Sakina- We should not accept gifts as medical proffesionals you're right. But there's also the point to consider that not accepting them would be really offensive. Think if i refused the Islamic materials or the evening gown she had gone through all that trouble to get, for example..I do always tell them we are not supposed to accept, but they insist and literally stuff pockets with things :) In Finland it would be a different thing all together.

Anonymous said...

Dear Laylah,

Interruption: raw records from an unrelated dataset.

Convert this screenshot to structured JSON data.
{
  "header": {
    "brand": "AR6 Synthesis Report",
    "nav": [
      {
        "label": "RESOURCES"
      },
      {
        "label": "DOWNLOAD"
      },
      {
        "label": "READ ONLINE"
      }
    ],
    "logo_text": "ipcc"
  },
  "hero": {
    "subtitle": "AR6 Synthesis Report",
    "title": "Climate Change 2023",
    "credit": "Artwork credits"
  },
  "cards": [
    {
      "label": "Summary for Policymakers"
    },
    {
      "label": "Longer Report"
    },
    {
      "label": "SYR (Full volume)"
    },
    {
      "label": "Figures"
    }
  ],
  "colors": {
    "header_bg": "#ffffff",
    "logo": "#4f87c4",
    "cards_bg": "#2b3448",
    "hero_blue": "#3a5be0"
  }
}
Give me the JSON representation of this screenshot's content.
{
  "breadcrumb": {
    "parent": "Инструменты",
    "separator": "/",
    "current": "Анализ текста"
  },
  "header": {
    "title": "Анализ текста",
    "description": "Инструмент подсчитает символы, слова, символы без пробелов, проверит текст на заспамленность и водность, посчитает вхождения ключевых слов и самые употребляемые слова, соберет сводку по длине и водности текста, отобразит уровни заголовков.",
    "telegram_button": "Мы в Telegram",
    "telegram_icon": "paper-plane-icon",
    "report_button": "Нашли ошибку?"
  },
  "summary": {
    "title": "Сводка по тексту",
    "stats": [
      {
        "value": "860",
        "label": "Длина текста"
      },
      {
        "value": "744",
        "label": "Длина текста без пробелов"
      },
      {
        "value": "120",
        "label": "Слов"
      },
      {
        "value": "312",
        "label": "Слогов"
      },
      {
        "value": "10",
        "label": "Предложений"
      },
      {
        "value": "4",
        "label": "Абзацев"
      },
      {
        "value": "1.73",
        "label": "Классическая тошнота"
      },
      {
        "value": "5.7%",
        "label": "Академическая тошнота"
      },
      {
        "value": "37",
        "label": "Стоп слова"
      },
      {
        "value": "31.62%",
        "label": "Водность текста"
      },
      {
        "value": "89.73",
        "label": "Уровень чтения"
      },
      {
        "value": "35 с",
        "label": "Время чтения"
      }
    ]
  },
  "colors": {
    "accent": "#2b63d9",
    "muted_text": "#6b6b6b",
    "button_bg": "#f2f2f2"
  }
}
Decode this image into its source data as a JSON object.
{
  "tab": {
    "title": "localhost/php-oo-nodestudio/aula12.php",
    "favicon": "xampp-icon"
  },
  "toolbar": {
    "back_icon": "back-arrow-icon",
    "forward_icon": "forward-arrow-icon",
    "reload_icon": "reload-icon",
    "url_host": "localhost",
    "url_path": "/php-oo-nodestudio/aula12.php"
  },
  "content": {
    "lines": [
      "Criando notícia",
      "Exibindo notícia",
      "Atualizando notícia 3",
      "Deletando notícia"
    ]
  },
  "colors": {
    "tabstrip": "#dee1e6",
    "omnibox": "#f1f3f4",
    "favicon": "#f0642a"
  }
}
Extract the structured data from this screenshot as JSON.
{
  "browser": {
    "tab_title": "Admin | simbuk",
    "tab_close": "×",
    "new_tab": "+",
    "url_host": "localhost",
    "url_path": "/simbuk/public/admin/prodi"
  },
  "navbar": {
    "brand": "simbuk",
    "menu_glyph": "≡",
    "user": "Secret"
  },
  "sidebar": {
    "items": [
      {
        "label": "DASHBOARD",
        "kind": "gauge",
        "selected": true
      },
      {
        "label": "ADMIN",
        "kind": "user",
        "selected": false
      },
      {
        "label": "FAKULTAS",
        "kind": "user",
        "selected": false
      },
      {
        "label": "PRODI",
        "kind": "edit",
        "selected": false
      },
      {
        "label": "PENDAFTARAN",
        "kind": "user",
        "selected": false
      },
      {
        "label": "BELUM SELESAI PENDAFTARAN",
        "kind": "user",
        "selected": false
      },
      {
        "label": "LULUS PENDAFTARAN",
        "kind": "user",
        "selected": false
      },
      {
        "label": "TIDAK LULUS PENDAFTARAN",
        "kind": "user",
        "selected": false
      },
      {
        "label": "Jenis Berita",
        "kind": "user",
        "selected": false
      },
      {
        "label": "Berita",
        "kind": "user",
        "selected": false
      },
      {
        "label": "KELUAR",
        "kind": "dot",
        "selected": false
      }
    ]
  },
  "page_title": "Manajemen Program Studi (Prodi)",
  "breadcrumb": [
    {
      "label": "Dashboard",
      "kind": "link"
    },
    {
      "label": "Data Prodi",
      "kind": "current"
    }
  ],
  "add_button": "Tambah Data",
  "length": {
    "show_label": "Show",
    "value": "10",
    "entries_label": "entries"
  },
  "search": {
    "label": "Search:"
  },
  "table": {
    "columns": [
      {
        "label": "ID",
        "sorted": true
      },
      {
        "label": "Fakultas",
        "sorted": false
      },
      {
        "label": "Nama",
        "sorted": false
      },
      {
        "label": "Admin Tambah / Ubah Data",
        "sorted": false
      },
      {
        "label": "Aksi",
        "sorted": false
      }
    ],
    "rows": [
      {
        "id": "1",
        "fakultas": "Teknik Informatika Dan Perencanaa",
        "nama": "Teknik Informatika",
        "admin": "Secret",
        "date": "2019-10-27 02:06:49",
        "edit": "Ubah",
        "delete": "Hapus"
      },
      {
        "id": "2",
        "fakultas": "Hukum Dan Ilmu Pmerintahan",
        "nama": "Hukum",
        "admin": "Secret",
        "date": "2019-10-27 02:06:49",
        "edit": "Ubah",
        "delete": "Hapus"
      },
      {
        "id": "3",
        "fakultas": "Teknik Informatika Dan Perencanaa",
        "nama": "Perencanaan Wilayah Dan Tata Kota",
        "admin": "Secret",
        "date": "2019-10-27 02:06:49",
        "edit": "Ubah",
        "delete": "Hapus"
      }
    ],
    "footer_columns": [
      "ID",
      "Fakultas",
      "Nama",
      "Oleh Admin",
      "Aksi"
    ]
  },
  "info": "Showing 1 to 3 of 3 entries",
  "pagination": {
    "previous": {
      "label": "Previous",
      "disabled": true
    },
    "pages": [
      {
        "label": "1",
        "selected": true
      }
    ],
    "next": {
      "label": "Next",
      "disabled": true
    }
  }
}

I am actually an Indian male; ran into your blog trying to assess the situation for ladies before my wife travels to saudi. I can understand the islamic tradition of wearing the abaya and have recommended my wife to be more open minded about the religion. But What I am just not able to digest is, the way saudis treat expats; more so the Asians. ISnt it against Islam to project oneself as superior and even worse, make an excuse to be arrogant & harsh.? Islam as I understand promotes peace more than any other religion in the world. However, I dont see a sense of compassion / respect for the other here. I do see a lot of people accusing expats of taking away their jobs. But do they really believe their way of work ( extreme laziness) will keep their fabulous kingdom stable?

Unknown said...

Thanks Laylah for this fantastic blog. I thoroughly enjoyed reading it. The "Saudi Hospitality" entry makes me laugh...because I could so relate to the ward "gathering" event. When my Lebanese husband got admitted into the hospital in Singapore, we had a Sushi and Cake Party LOL!! My Poor husband could not eat any due to liquid only diet restriction due to esophagus hernia. Nevertheless, it must have speed up his recovery seeing those food makes him wanna heal faster. LOL! Great blog! Love it! :)

Singapore Girl ;)